Immediately he began looking around for something
to fend off the animal.
The closest item was a pool skimmer. The fox ran right between the 18-year-old’s legs, straight to his 3-year-old, Graci. It bit her on her right shin, just below the knee, the teeth on the front side of her leg breaking the skin, while leaving a bruise on the back of her calf.
Graci, herself, remembers the animal as “a daddy fox with dinosaur teeth.” “I hit it about the time it bit her,” McGraw said. His wife was running towards their crying daughter and when it let go of the child’s leg it started running towards her.
“She had to jump into the bed of the truck to get away from it,” McGraw said.
“She says it looked confused, but she doesn’t know if that’s because it was sick or because I had just hit it.” McGraw said he took two shots at the animal, but it escaped into the woods near their house near Middleground Road.
McGraw’s brother, Mitchell, formed a search party and combed the surrounding area for the fox while Graci’s family sought medical treatment.
They didn’t find it, but later that night, after Jason, Wanda and Graci returned home, a family member announced that “he’s back.” The fox had returned and was under the same carport where it had bitten Graci earlier in the day. According to Emmitt Walker, with the Public Health Division of the Georgia Department
of Human Resources the bite was reported to the Jefferson County Health Department
shortly after the child’s father killed the animal.
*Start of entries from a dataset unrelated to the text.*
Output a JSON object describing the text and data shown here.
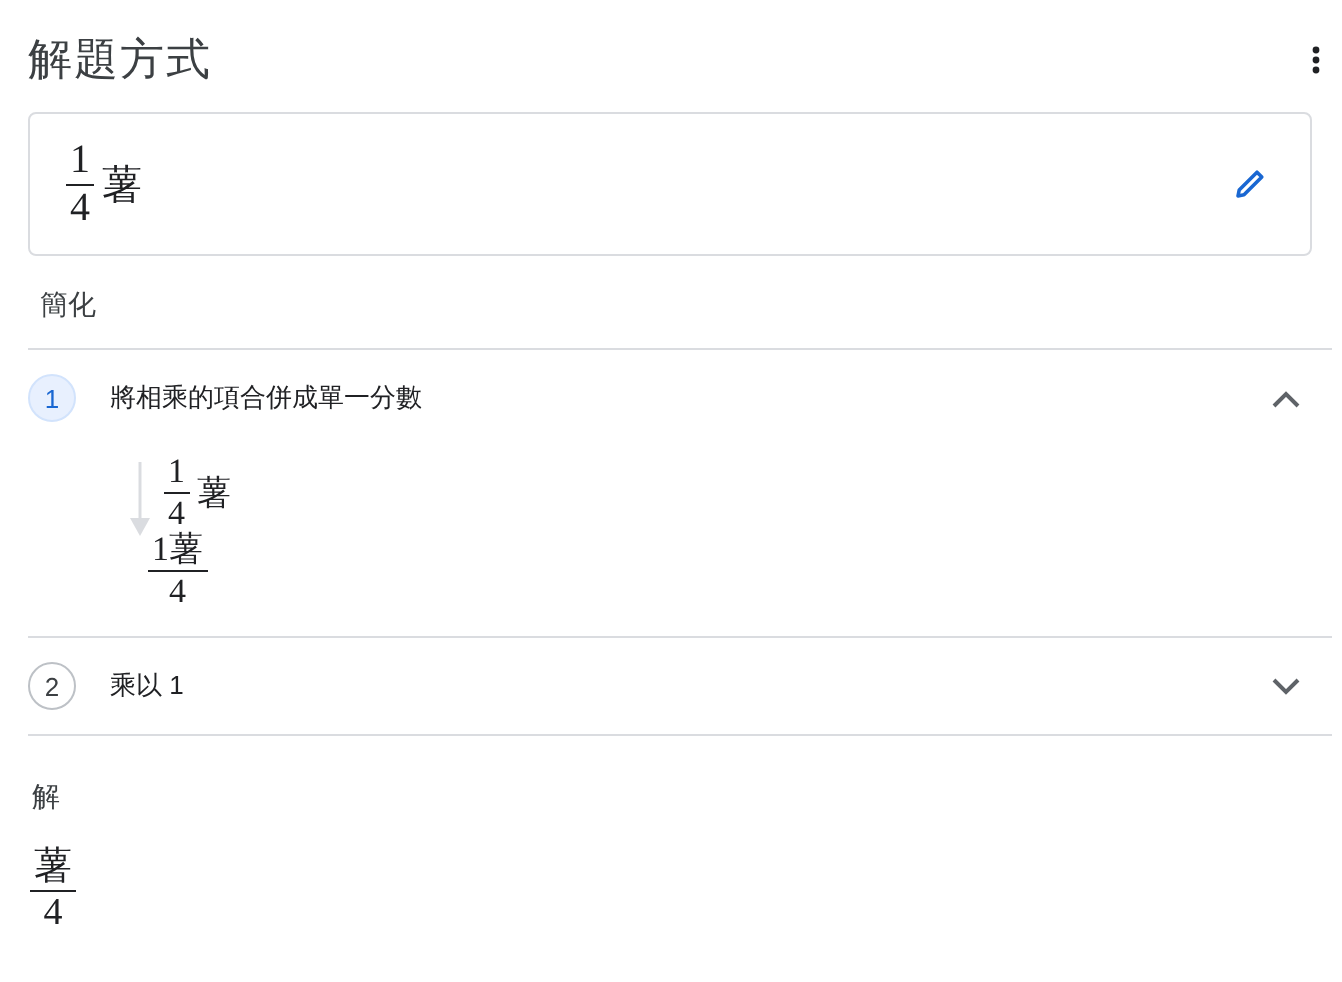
{
  "title": "解題方式",
  "problem": {
    "numerator": "1",
    "denominator": "4",
    "trailing": "薯"
  },
  "section_label": "簡化",
  "steps": [
    {
      "number": "1",
      "title": "將相乘的項合併成單一分數",
      "selected": true,
      "expanded": true,
      "before": {
        "numerator": "1",
        "denominator": "4",
        "trailing": "薯"
      },
      "after": {
        "numerator": "1薯",
        "denominator": "4"
      }
    },
    {
      "number": "2",
      "title": "乘以 1",
      "selected": false,
      "expanded": false
    }
  ],
  "solution_label": "解",
  "answer": {
    "numerator": "薯",
    "denominator": "4"
  }
}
“Because of the unusual behavior the animal was exhibiting, the head of the animal was collected by Ms. Belinda Sheram, local environmentalist, and driven to a state lab in Waycross for rabies testing,” Walker said.
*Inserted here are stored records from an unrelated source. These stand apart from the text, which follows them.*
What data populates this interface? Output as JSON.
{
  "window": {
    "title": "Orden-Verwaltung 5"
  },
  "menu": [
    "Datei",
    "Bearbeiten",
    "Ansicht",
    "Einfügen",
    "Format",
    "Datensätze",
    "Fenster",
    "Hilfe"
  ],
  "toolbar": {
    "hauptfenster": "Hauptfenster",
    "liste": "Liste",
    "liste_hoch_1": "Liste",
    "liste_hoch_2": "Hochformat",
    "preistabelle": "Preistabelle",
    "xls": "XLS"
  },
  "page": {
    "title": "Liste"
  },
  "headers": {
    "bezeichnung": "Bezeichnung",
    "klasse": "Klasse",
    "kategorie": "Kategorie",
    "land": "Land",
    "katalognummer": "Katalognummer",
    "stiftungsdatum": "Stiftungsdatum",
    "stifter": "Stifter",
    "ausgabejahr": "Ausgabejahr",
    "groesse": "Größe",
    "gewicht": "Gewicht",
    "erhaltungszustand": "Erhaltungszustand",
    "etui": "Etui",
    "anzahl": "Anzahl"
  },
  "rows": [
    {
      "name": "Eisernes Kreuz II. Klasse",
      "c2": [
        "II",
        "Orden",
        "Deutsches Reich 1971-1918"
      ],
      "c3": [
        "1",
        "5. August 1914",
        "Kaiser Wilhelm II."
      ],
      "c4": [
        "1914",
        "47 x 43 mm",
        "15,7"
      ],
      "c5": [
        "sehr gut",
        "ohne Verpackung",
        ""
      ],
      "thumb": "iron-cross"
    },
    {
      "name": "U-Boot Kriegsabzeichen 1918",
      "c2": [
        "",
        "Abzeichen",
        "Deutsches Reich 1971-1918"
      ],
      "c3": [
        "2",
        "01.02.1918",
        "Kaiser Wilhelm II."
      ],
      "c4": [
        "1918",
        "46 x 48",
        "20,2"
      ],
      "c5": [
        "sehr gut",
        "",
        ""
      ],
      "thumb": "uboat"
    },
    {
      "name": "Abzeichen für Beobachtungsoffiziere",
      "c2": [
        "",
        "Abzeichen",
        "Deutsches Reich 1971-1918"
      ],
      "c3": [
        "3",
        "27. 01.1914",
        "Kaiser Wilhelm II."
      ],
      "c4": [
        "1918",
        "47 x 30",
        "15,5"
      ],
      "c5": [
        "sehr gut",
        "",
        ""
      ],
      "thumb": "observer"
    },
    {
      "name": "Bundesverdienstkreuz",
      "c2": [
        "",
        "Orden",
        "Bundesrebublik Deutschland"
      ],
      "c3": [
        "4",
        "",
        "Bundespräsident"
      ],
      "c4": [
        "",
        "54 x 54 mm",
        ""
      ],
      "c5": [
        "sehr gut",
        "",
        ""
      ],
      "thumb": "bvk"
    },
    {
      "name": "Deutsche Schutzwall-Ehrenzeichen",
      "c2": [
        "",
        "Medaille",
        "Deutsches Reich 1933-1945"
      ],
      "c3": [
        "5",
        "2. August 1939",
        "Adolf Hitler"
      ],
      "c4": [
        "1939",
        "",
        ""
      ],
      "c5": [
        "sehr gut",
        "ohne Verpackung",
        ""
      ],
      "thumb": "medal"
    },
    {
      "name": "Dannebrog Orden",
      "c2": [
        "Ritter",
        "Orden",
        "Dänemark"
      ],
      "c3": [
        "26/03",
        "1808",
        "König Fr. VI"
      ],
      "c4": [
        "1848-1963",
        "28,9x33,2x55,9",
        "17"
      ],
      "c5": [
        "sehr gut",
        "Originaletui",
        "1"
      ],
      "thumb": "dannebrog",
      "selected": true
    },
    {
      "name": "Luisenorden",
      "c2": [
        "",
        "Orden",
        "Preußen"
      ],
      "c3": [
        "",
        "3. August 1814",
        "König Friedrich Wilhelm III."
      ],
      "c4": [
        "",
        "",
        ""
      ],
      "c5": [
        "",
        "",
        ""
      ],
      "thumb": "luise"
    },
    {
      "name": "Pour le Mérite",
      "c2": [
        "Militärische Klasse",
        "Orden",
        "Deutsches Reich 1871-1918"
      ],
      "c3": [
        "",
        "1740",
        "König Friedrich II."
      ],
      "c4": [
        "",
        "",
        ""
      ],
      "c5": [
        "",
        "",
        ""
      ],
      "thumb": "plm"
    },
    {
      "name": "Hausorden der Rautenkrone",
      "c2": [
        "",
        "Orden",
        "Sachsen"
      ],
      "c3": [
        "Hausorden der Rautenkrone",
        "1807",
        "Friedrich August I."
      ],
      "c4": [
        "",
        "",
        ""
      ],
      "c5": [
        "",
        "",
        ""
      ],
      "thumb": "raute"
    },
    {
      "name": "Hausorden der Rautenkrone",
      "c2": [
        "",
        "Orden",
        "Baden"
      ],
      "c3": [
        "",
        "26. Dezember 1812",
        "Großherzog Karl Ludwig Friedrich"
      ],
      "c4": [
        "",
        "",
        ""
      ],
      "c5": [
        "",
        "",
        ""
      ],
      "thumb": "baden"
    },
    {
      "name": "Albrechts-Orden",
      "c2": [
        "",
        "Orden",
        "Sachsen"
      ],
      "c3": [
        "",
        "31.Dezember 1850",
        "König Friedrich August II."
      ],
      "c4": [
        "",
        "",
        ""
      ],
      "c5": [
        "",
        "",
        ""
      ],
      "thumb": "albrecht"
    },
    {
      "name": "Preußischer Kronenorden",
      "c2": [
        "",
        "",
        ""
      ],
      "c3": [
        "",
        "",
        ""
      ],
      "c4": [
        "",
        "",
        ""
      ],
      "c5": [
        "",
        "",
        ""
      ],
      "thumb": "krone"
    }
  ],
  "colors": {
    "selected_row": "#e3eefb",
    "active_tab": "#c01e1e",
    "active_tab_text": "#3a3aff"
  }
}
“Laboratory tests have confirmed that the animal was rabid.”
Walker also confirmed that the child has been placed on rabies prophylaxis.
According to her father, Graci’s first two shots were in the puncture wounds where the fox’s canine teeth broke the skin.
According to Walker, there is a direct relationship between how severe the bite is, where on the body the person is bitten, and how long it can take for symptoms to appear.
When a person is bitten, symptoms of the potentially deadly viral infection of the central nervous system could appear in as little as 14 days, however, without treatment they usually appear between 30 and 50 days after exposure.
While most people who contract the disease are bitten by a rabid animal, Walker said that “rarely, if a person has broken skin, like a scratch, which comes in contact with animal saliva full of rabies virus, that person may get infected.”
Friday afternoon, three days after the attack, McGraw said he saw another gray fox chase three stray cats out of the woods near his yard. As a precautionary measure, McGraw and his family decided to put down Sparkles, the poodle, two other family dogs and two pet cats.
“It was recommended by the health department,” he said.
“We just didn’t want to take the chance of another child getting hurt, ours, a neighbor’s or anybody else's.” Walker said that vaccination of pets and livestock is the most effective control measure to prevent the spread of the disease. “We want to thank everybody
for their calls and prayers, Mitchell and the guys who went out looking for the animal and Belinda Sheram, with the health department, for all she did,” McGraw said.
The county health department is asking all residents to make sure their pets are inoculated and to report any contact of humans or pets with wild animals to the its office at (478) 625-3716.